Generally speaking, the species of pupfish do the same things.
“They look the same and they act the same, eating detritus and algae off rocks”, says lead study author Chris Martin, a UC Davis graduate student working with Peter Wainwright, a professor of evolution and ecology at UC Davis..
In the shallow salty waters on the San Salvador island, Martin found that one in three pupfish species survives by biting the scales off other fish, while another eats small snails and clam shrimp; no other pupfish is known to eat scales. In order to survive on such a strange diet, the pupfish had to undergo some evolutionary changes, with the help of which Martin was able to construct an evolutionary map for the species.
Using this evolutionary cloud (for many pupfish species), the map of those from the Yucatan peninsula and the Caribbean stands out like fireworks; they evolve about 130 times faster than other species of pupfish, according to their research. However, it’s not clear why the species in these two locations are changing so quickly; in both places the water is hot and salty, but that’s true for other places where pupfish live – all in all, there are no major differences between these two habitats and others. Other species of fish found in the same two environments, like mosquito fish, for example, show no signs of rapid evolution.
An evolutionary puzzle
Basically, evolution is a change that occurs in time of one or more inherited traits found in populations of organisms. It’s what led to the immense diversification of life, and it’s what will create new species as time will pass. But evolution takes time; sometimes it takes millions of years, sometimes thousands, and sometimes just a few generations. But why some species evolve so incredibly fast has puzzled researchers for decades.
Take the species I was telling you above for example. Nothing seems to point towards the need to evolve; the habitat and the environment isn’t different, the food isn’t different, the predators aren’t different.

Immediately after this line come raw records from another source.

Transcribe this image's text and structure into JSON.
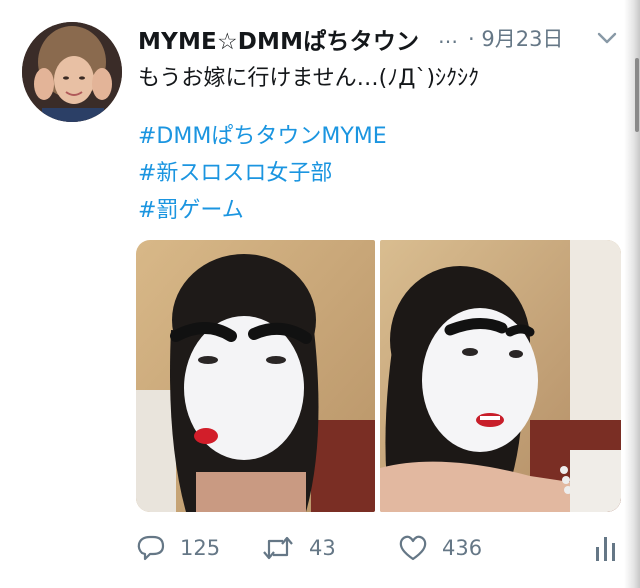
{
  "tweet": {
    "display_name": "MYME☆DMMぱちタウン",
    "truncation": "…",
    "timestamp": "· 9月23日",
    "text": "もうお嫁に行けません…(ﾉД`)ｼｸｼｸ",
    "hashtags": [
      "#DMMぱちタウンMYME",
      "#新スロスロ女子部",
      "#罰ゲーム"
    ],
    "photos": [
      {
        "icon": "photo-woman-white-face-pursed-lips"
      },
      {
        "icon": "photo-woman-white-face-smiling"
      }
    ]
  },
  "actions": {
    "reply": {
      "icon": "reply-icon",
      "count": "125"
    },
    "retweet": {
      "icon": "retweet-icon",
      "count": "43"
    },
    "like": {
      "icon": "heart-icon",
      "count": "436"
    },
    "analytics": {
      "icon": "analytics-icon"
    }
  },
  "colors": {
    "text": "#14171a",
    "secondary": "#657786",
    "link": "#1b95e0",
    "background": "#ffffff"
  }
}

So why is it that only the pupfish species from only these two places change at such dramatic rates ? If this question will be answered, we may very well get some insight into the unknown parts of the evolution.